One CA school district demonstrated a rare bit of sanity this week. The San Francisco Board of Education’s latest attempt to plant its ever-inclusive flag squarely in the woke camp has led it on a furious mission to erase any mention of figures who may have offended someone once upon a time in history. The board will officially hold off on renaming over 40 schools until it has tended to more important matters, like educating kids. Seeing as the district and union are only committing to a full reopening by fall, Dianne Feinstein Elementary School can wait to order new spirit shirts, and George Washington and Abraham Lincoln can hold off rolling in their graves a bit longer.
And, lest I leave you completely discouraged on this Friday, know that the collective teacher-union-nonsense is having one fantastic side effect: it’s spurring educational freedom efforts across the country. As CPC’s Larry Sand details, more than ever before, parents are rejecting public schools that have failed their children this past year, and instead choosing alternative forms of education. This year alone, an encouraging 50 school choice bills have been introduced in a majority of states. They include efforts to allow parents to take some of the money that would be spent on their child’s public education, and use it to cover charter, private, or home school costs; education tax credits; increased vouchers and scholarships; and more. Efforts are even about here in California, which you’ll be hearing more about from us in the coming weeks.

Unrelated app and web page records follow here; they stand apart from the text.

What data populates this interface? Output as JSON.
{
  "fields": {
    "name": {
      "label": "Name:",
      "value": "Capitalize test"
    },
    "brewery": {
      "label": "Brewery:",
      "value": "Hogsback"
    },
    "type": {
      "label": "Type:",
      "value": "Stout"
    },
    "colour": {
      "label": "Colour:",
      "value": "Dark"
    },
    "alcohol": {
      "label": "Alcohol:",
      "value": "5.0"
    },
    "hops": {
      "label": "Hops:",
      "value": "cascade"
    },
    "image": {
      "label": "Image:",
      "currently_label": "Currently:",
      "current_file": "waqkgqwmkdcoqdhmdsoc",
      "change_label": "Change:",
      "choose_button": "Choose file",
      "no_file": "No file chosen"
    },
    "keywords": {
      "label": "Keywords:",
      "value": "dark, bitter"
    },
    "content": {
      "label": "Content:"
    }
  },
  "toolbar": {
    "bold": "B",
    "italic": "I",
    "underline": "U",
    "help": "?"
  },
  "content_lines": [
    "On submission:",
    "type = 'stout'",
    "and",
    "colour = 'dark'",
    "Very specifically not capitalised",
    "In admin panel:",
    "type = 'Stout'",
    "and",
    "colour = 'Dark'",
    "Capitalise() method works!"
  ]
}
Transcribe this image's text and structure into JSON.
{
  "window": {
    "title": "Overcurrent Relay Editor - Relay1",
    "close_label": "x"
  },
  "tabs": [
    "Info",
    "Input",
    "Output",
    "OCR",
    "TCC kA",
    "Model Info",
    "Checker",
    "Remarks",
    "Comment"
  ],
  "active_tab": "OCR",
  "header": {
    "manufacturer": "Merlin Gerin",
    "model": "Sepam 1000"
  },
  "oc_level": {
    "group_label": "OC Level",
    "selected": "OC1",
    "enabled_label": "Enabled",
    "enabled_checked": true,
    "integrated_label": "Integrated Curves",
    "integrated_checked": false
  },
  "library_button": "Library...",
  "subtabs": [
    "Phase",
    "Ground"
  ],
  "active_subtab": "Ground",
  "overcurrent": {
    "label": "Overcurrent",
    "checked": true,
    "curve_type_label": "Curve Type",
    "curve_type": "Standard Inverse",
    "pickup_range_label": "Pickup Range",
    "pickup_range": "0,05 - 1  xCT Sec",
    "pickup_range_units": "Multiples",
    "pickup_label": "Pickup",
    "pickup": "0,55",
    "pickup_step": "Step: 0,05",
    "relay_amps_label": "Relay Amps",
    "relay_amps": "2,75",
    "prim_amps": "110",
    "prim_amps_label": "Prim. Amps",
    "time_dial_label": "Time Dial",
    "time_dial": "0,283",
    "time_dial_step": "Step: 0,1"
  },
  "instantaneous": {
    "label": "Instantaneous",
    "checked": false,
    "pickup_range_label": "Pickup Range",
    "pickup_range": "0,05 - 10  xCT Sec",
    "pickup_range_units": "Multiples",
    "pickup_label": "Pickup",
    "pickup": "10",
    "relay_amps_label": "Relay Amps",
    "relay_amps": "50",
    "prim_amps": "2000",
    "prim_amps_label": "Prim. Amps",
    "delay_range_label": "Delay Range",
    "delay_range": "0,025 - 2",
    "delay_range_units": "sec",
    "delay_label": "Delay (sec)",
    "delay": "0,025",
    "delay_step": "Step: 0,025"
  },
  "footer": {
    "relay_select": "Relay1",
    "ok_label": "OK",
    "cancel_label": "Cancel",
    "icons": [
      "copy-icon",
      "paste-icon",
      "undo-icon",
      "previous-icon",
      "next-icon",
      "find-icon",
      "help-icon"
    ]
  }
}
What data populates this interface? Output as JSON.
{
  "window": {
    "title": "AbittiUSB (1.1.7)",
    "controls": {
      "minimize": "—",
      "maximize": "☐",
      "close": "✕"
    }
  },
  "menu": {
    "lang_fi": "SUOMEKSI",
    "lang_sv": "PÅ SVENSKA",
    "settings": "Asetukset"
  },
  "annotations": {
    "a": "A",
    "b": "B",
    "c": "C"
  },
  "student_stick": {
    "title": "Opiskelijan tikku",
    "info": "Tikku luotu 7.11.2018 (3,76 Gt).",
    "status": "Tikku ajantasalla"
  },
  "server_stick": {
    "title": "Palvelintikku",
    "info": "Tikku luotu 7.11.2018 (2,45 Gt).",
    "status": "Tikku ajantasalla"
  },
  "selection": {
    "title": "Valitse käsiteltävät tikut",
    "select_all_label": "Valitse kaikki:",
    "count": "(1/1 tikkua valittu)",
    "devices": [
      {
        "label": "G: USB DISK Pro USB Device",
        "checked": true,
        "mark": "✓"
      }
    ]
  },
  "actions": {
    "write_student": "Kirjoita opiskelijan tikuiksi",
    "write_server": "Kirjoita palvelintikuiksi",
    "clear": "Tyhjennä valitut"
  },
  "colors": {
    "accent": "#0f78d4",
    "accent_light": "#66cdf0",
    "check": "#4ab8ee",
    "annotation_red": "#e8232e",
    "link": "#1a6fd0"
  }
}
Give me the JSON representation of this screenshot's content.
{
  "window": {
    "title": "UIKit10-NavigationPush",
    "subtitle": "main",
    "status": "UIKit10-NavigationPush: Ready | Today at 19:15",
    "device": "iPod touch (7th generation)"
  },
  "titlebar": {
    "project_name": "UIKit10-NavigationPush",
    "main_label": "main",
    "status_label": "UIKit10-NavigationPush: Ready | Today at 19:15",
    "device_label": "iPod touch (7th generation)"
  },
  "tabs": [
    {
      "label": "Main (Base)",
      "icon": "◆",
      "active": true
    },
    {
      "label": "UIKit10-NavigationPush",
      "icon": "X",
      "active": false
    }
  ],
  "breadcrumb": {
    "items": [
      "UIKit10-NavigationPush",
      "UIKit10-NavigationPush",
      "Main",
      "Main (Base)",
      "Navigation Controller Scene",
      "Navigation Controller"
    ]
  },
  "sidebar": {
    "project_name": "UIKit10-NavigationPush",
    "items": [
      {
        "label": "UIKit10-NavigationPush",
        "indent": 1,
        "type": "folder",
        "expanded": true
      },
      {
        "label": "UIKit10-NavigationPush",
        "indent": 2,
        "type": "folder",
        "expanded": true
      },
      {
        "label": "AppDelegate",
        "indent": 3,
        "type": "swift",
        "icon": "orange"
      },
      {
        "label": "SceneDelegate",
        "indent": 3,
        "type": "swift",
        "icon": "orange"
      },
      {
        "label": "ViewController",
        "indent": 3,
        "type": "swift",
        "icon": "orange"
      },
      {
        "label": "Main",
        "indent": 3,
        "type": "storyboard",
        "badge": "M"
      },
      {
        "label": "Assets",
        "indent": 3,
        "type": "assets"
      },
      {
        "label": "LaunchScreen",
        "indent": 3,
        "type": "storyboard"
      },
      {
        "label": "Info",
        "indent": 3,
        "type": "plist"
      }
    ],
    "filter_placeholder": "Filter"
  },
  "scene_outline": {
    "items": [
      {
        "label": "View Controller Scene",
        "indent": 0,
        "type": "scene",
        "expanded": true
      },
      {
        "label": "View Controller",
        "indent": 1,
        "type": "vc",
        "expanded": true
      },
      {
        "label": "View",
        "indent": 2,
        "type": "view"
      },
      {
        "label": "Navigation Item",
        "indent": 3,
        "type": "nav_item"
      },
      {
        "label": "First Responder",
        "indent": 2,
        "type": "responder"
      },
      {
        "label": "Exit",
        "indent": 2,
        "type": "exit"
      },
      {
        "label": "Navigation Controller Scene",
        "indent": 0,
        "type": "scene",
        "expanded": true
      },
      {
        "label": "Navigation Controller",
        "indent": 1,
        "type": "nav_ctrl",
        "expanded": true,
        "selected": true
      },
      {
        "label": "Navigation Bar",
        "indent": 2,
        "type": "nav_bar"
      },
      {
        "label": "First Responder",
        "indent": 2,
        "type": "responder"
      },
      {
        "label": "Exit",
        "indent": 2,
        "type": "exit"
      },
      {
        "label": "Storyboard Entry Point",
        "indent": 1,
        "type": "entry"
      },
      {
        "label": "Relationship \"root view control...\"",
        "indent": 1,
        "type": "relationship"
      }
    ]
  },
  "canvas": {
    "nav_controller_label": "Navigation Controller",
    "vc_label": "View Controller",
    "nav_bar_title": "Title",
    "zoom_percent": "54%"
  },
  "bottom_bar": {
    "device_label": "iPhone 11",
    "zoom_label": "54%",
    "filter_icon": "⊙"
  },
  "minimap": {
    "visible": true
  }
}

Chantal Lovell is the Communications Director at the California Policy Center.